In my recent ECHOES OF PASSION, I described a scorching hot arid environment that my hero, Daegon Bosaru, comes to. It wasn't a pleasant place, but then it wasn't just the weather that was dreadful, but the circumstances too. Little did I realize that I would be experiencing that hot, icky, scorching climate just a while after the book came out.

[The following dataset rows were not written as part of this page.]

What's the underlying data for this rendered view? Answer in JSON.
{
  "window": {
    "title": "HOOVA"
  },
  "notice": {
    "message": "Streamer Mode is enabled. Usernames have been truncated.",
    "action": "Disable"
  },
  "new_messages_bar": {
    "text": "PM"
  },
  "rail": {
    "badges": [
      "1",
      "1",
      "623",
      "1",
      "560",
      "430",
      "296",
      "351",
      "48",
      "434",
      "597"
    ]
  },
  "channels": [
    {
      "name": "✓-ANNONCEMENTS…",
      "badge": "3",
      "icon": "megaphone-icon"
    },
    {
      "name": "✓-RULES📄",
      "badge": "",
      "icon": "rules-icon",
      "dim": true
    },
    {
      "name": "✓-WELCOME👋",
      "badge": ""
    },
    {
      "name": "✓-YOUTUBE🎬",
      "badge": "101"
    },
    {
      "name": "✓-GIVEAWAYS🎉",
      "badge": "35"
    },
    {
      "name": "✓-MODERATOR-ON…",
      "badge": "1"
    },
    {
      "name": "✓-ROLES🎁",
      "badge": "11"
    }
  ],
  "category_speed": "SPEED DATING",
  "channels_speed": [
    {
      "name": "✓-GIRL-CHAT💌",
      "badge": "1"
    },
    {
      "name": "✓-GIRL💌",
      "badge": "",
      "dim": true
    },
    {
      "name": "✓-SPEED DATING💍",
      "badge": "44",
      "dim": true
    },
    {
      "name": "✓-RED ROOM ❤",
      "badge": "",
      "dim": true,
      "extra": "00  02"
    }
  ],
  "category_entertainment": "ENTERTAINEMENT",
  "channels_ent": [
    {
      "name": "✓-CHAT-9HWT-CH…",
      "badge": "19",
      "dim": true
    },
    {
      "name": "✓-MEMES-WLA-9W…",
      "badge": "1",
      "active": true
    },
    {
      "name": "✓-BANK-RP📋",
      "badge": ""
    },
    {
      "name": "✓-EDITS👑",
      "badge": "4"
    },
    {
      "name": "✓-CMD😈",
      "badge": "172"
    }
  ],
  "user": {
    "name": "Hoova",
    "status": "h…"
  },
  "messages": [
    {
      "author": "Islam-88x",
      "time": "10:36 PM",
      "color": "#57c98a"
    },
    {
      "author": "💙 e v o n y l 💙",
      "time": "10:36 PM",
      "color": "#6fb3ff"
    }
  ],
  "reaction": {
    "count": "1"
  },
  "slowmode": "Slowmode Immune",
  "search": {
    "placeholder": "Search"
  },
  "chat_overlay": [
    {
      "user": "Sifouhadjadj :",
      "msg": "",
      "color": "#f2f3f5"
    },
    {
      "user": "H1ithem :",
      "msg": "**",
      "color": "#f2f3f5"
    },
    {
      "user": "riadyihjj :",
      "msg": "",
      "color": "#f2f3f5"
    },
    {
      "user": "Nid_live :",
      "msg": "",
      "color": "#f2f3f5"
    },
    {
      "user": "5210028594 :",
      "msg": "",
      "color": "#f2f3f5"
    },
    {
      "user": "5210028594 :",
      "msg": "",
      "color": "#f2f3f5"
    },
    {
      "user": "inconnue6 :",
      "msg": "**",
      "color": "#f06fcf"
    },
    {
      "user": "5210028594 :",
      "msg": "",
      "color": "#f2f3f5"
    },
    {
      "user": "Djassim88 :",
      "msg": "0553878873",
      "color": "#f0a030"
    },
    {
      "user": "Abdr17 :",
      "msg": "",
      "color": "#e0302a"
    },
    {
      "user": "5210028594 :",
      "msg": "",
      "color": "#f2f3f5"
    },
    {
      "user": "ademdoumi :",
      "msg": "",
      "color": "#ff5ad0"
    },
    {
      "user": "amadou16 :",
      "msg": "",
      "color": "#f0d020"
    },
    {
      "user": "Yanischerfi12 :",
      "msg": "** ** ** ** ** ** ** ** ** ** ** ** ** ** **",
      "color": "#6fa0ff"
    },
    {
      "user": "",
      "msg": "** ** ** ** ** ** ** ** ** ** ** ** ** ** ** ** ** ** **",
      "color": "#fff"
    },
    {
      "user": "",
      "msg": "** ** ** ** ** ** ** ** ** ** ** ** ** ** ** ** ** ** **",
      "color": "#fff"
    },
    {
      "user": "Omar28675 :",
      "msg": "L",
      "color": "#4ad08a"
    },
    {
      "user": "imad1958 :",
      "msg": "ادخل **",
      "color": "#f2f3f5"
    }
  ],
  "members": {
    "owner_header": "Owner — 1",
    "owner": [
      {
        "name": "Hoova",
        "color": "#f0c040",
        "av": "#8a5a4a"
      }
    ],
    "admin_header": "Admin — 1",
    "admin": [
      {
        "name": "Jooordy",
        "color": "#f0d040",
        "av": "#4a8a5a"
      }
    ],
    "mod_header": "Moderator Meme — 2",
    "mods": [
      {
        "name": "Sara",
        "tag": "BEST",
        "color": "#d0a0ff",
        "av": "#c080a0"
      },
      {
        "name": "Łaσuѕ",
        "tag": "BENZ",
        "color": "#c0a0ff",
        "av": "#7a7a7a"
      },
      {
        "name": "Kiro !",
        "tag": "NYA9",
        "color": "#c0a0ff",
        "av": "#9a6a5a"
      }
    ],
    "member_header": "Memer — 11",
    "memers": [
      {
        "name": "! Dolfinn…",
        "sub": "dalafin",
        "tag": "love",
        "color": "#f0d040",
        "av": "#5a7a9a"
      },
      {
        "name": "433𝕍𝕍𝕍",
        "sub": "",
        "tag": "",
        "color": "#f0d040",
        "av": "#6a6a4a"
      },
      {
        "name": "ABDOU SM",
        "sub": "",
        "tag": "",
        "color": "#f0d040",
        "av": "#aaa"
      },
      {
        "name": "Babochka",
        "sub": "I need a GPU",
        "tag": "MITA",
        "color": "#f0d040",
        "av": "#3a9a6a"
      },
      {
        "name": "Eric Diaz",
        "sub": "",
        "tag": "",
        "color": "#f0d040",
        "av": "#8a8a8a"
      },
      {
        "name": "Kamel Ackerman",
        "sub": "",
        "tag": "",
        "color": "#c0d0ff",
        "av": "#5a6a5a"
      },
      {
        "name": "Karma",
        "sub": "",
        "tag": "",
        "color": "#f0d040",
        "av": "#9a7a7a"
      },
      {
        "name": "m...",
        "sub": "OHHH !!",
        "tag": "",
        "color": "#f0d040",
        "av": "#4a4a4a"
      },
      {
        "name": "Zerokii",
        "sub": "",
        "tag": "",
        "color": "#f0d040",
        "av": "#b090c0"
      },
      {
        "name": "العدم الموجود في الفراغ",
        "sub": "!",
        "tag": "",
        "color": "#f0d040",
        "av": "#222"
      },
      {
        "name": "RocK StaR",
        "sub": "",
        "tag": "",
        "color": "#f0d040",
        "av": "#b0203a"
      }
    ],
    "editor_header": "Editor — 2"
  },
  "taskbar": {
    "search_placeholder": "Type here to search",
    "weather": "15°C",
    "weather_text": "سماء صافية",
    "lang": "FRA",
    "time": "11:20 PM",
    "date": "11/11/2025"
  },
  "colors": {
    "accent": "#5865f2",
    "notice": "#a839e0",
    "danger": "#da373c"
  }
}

And it is horribly, ickily, dreadfully hot. Here in the Puget Sound, in the state of Washington, we are used to mild weather: mild winters, mild summers. But with the blast of ice and snow that we were subjected to this past winter (in the two decades we've lived here, it was the first time that we had police advisories not to leave the house if we didn't have to), it was inevitable that we have this horrific heat in the summer. We are not used to 100-degree-plus days, multiple ones. We are not used to glaring heat. Mild heat, yes. Mild sunshine, yes. But not THIS. When Seattle temperatures hit 103 around the city, it is truly unnatural. This is a city without a real history of air-conditioning, mind you. I think we are getting there. Right now, I have one coworker who has air-conditioning. I think by next year this time, I will have more. It doesn't help that I drive a car without air conditioning (bought in 1986, back when a/c wasn't standard issue).
Why am I whining about this? Well, as we were all whining about the heat (and around here we were), I realized that I didn't add enough details about the heat and the glaring sun in ECHOES. Every time I was out and about the past couple of days, I thought about a detail I should have added. The sweat around the hairline. The belabored breathing. You get the idea.
The moral of this story? THINK about those details. THINK about those senses. I was used to a mild climate. I should have been thinking about a much harsher one. Now, if you don't mind, I'm going to go find some air-conditioning. The grocery store, the library, the bookstore. I think we're going out for dinner.
ECHOES OF PASSION, on sale now